**PROBLEM STATEMENT:** Your answer must contain each line of the data, copied exactly.

**SUPPLIED INFORMATION:**
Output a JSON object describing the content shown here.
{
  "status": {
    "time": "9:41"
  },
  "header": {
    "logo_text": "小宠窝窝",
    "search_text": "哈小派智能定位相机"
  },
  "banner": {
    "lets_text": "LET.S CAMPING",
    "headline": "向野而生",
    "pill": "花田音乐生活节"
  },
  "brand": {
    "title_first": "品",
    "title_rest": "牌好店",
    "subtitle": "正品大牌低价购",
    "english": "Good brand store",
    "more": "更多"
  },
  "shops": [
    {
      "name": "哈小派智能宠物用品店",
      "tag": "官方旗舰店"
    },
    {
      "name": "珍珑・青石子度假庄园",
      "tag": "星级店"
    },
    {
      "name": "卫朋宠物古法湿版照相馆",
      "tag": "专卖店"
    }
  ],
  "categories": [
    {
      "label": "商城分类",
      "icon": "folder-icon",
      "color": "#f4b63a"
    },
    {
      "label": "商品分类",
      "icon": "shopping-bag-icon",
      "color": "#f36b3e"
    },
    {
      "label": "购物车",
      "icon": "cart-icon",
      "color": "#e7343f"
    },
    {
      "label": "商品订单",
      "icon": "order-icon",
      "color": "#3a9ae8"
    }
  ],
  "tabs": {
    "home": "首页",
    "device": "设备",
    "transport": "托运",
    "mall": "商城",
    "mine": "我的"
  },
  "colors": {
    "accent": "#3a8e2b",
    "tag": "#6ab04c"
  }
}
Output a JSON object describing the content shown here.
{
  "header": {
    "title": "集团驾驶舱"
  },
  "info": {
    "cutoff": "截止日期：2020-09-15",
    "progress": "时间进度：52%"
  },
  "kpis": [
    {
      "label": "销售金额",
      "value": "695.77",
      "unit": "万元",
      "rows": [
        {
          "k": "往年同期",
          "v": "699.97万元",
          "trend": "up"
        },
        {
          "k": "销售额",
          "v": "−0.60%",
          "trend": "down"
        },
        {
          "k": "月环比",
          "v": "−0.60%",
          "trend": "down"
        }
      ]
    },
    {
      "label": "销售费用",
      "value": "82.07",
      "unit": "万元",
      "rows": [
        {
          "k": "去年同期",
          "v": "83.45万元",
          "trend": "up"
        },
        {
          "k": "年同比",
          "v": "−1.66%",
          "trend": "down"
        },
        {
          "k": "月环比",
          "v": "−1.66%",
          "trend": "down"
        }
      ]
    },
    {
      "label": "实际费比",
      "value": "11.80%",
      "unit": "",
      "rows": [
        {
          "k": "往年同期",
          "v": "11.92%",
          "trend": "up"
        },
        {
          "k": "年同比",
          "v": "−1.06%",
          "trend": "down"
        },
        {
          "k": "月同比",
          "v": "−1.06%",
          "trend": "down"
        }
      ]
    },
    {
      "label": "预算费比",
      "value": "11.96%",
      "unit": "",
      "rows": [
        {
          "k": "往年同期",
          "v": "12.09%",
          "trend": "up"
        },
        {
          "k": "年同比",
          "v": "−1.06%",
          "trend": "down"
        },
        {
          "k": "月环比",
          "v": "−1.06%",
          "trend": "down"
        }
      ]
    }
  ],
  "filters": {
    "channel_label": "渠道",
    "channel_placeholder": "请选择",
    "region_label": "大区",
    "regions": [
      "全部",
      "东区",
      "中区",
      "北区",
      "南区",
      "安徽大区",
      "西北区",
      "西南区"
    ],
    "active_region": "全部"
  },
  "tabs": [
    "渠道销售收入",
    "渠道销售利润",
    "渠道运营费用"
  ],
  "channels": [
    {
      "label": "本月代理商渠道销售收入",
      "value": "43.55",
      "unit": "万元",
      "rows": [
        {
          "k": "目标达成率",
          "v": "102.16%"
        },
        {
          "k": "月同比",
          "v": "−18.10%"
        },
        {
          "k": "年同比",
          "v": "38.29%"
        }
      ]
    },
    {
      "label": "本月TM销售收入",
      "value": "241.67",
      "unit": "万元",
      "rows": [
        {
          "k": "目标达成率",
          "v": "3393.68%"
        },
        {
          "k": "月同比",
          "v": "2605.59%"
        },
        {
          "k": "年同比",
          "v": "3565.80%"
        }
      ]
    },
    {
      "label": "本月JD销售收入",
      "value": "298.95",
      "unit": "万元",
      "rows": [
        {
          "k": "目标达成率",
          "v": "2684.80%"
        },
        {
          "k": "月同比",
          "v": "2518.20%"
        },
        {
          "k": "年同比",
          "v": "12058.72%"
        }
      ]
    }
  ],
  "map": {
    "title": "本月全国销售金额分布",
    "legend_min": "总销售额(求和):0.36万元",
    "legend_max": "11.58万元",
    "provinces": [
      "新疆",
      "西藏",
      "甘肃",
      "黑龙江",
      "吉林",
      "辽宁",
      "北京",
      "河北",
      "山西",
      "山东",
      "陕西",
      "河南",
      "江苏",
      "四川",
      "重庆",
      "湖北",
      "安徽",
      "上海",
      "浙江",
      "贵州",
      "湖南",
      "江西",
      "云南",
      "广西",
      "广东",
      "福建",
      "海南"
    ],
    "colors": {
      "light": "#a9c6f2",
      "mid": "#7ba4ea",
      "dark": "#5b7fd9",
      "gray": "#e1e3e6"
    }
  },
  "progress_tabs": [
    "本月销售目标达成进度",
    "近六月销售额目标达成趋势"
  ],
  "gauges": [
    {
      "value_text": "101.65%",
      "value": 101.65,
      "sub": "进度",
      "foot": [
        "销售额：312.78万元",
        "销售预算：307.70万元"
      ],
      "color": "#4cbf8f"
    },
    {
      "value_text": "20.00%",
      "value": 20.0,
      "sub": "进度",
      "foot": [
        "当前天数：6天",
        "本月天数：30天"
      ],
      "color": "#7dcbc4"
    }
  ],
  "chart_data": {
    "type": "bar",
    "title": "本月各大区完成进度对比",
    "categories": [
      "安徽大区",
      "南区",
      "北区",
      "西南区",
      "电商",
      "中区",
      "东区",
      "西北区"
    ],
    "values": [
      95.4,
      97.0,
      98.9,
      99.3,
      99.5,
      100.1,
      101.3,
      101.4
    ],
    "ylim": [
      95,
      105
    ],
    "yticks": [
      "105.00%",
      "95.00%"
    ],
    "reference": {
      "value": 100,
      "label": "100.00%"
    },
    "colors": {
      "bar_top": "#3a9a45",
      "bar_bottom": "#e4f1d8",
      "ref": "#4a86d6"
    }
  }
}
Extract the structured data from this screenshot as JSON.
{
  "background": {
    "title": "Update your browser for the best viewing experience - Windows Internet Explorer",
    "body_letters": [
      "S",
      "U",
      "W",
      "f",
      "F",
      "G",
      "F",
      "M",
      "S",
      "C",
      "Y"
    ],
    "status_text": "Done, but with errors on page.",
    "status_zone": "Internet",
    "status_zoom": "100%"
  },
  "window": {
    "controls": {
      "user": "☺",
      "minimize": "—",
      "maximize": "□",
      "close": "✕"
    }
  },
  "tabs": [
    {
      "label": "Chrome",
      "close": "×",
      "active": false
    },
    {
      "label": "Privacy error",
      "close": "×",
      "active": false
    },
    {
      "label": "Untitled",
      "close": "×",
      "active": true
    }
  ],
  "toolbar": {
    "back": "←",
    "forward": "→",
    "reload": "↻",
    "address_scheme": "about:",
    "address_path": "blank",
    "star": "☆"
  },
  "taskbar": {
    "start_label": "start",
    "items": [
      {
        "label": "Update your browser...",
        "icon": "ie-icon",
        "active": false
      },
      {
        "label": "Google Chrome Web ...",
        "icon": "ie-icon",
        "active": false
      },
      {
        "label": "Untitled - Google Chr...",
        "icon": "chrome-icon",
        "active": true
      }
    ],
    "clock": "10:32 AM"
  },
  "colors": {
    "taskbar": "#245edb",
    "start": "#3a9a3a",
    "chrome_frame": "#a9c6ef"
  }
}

**ANSWER SECTION:**
Output a JSON object describing the content shown here.
{
  "status": {
    "time": "9:41"
  },
  "header": {
    "logo_text": "小宠窝窝",
    "search_text": "哈小派智能定位相机"
  },
  "banner": {
    "lets_text": "LET.S CAMPING",
    "headline": "向野而生",
    "pill": "花田音乐生活节"
  },
  "brand": {
    "title_first": "品",
    "title_rest": "牌好店",
    "subtitle": "正品大牌低价购",
    "english": "Good brand store",
    "more": "更多"
  },
  "shops": [
    {
      "name": "哈小派智能宠物用品店",
      "tag": "官方旗舰店"
    },
    {
      "name": "珍珑・青石子度假庄园",
      "tag": "星级店"
    },
    {
      "name": "卫朋宠物古法湿版照相馆",
      "tag": "专卖店"
    }
  ],
  "categories": [
    {
      "label": "商城分类",
      "icon": "folder-icon",
      "color": "#f4b63a"
    },
    {
      "label": "商品分类",
      "icon": "shopping-bag-icon",
      "color": "#f36b3e"
    },
    {
      "label": "购物车",
      "icon": "cart-icon",
      "color": "#e7343f"
    },
    {
      "label": "商品订单",
      "icon": "order-icon",
      "color": "#3a9ae8"
    }
  ],
  "tabs": {
    "home": "首页",
    "device": "设备",
    "transport": "托运",
    "mall": "商城",
    "mine": "我的"
  },
  "colors": {
    "accent": "#3a8e2b",
    "tag": "#6ab04c"
  }
}
Output a JSON object describing the content shown here.
{
  "header": {
    "title": "集团驾驶舱"
  },
  "info": {
    "cutoff": "截止日期：2020-09-15",
    "progress": "时间进度：52%"
  },
  "kpis": [
    {
      "label": "销售金额",
      "value": "695.77",
      "unit": "万元",
      "rows": [
        {
          "k": "往年同期",
          "v": "699.97万元",
          "trend": "up"
        },
        {
          "k": "销售额",
          "v": "−0.60%",
          "trend": "down"
        },
        {
          "k": "月环比",
          "v": "−0.60%",
          "trend": "down"
        }
      ]
    },
    {
      "label": "销售费用",
      "value": "82.07",
      "unit": "万元",
      "rows": [
        {
          "k": "去年同期",
          "v": "83.45万元",
          "trend": "up"
        },
        {
          "k": "年同比",
          "v": "−1.66%",
          "trend": "down"
        },
        {
          "k": "月环比",
          "v": "−1.66%",
          "trend": "down"
        }
      ]
    },
    {
      "label": "实际费比",
      "value": "11.80%",
      "unit": "",
      "rows": [
        {
          "k": "往年同期",
          "v": "11.92%",
          "trend": "up"
        },
        {
          "k": "年同比",
          "v": "−1.06%",
          "trend": "down"
        },
        {
          "k": "月同比",
          "v": "−1.06%",
          "trend": "down"
        }
      ]
    },
    {
      "label": "预算费比",
      "value": "11.96%",
      "unit": "",
      "rows": [
        {
          "k": "往年同期",
          "v": "12.09%",
          "trend": "up"
        },
        {
          "k": "年同比",
          "v": "−1.06%",
          "trend": "down"
        },
        {
          "k": "月环比",
          "v": "−1.06%",
          "trend": "down"
        }
      ]
    }
  ],
  "filters": {
    "channel_label": "渠道",
    "channel_placeholder": "请选择",
    "region_label": "大区",
    "regions": [
      "全部",
      "东区",
      "中区",
      "北区",
      "南区",
      "安徽大区",
      "西北区",
      "西南区"
    ],
    "active_region": "全部"
  },
  "tabs": [
    "渠道销售收入",
    "渠道销售利润",
    "渠道运营费用"
  ],
  "channels": [
    {
      "label": "本月代理商渠道销售收入",
      "value": "43.55",
      "unit": "万元",
      "rows": [
        {
          "k": "目标达成率",
          "v": "102.16%"
        },
        {
          "k": "月同比",
          "v": "−18.10%"
        },
        {
          "k": "年同比",
          "v": "38.29%"
        }
      ]
    },
    {
      "label": "本月TM销售收入",
      "value": "241.67",
      "unit": "万元",
      "rows": [
        {
          "k": "目标达成率",
          "v": "3393.68%"
        },
        {
          "k": "月同比",
          "v": "2605.59%"
        },
        {
          "k": "年同比",
          "v": "3565.80%"
        }
      ]
    },
    {
      "label": "本月JD销售收入",
      "value": "298.95",
      "unit": "万元",
      "rows": [
        {
          "k": "目标达成率",
          "v": "2684.80%"
        },
        {
          "k": "月同比",
          "v": "2518.20%"
        },
        {
          "k": "年同比",
          "v": "12058.72%"
        }
      ]
    }
  ],
  "map": {
    "title": "本月全国销售金额分布",
    "legend_min": "总销售额(求和):0.36万元",
    "legend_max": "11.58万元",
    "provinces": [
      "新疆",
      "西藏",
      "甘肃",
      "黑龙江",
      "吉林",
      "辽宁",
      "北京",
      "河北",
      "山西",
      "山东",
      "陕西",
      "河南",
      "江苏",
      "四川",
      "重庆",
      "湖北",
      "安徽",
      "上海",
      "浙江",
      "贵州",
      "湖南",
      "江西",
      "云南",
      "广西",
      "广东",
      "福建",
      "海南"
    ],
    "colors": {
      "light": "#a9c6f2",
      "mid": "#7ba4ea",
      "dark": "#5b7fd9",
      "gray": "#e1e3e6"
    }
  },
  "progress_tabs": [
    "本月销售目标达成进度",
    "近六月销售额目标达成趋势"
  ],
  "gauges": [
    {
      "value_text": "101.65%",
      "value": 101.65,
      "sub": "进度",
      "foot": [
        "销售额：312.78万元",
        "销售预算：307.70万元"
      ],
      "color": "#4cbf8f"
    },
    {
      "value_text": "20.00%",
      "value": 20.0,
      "sub": "进度",
      "foot": [
        "当前天数：6天",
        "本月天数：30天"
      ],
      "color": "#7dcbc4"
    }
  ],
  "chart_data": {
    "type": "bar",
    "title": "本月各大区完成进度对比",
    "categories": [
      "安徽大区",
      "南区",
      "北区",
      "西南区",
      "电商",
      "中区",
      "东区",
      "西北区"
    ],
    "values": [
      95.4,
      97.0,
      98.9,
      99.3,
      99.5,
      100.1,
      101.3,
      101.4
    ],
    "ylim": [
      95,
      105
    ],
    "yticks": [
      "105.00%",
      "95.00%"
    ],
    "reference": {
      "value": 100,
      "label": "100.00%"
    },
    "colors": {
      "bar_top": "#3a9a45",
      "bar_bottom": "#e4f1d8",
      "ref": "#4a86d6"
    }
  }
}
Extract the structured data from this screenshot as JSON.
{
  "background": {
    "title": "Update your browser for the best viewing experience - Windows Internet Explorer",
    "body_letters": [
      "S",
      "U",
      "W",
      "f",
      "F",
      "G",
      "F",
      "M",
      "S",
      "C",
      "Y"
    ],
    "status_text": "Done, but with errors on page.",
    "status_zone": "Internet",
    "status_zoom": "100%"
  },
  "window": {
    "controls": {
      "user": "☺",
      "minimize": "—",
      "maximize": "□",
      "close": "✕"
    }
  },
  "tabs": [
    {
      "label": "Chrome",
      "close": "×",
      "active": false
    },
    {
      "label": "Privacy error",
      "close": "×",
      "active": false
    },
    {
      "label": "Untitled",
      "close": "×",
      "active": true
    }
  ],
  "toolbar": {
    "back": "←",
    "forward": "→",
    "reload": "↻",
    "address_scheme": "about:",
    "address_path": "blank",
    "star": "☆"
  },
  "taskbar": {
    "start_label": "start",
    "items": [
      {
        "label": "Update your browser...",
        "icon": "ie-icon",
        "active": false
      },
      {
        "label": "Google Chrome Web ...",
        "icon": "ie-icon",
        "active": false
      },
      {
        "label": "Untitled - Google Chr...",
        "icon": "chrome-icon",
        "active": true
      }
    ],
    "clock": "10:32 AM"
  },
  "colors": {
    "taskbar": "#245edb",
    "start": "#3a9a3a",
    "chrome_frame": "#a9c6ef"
  }
}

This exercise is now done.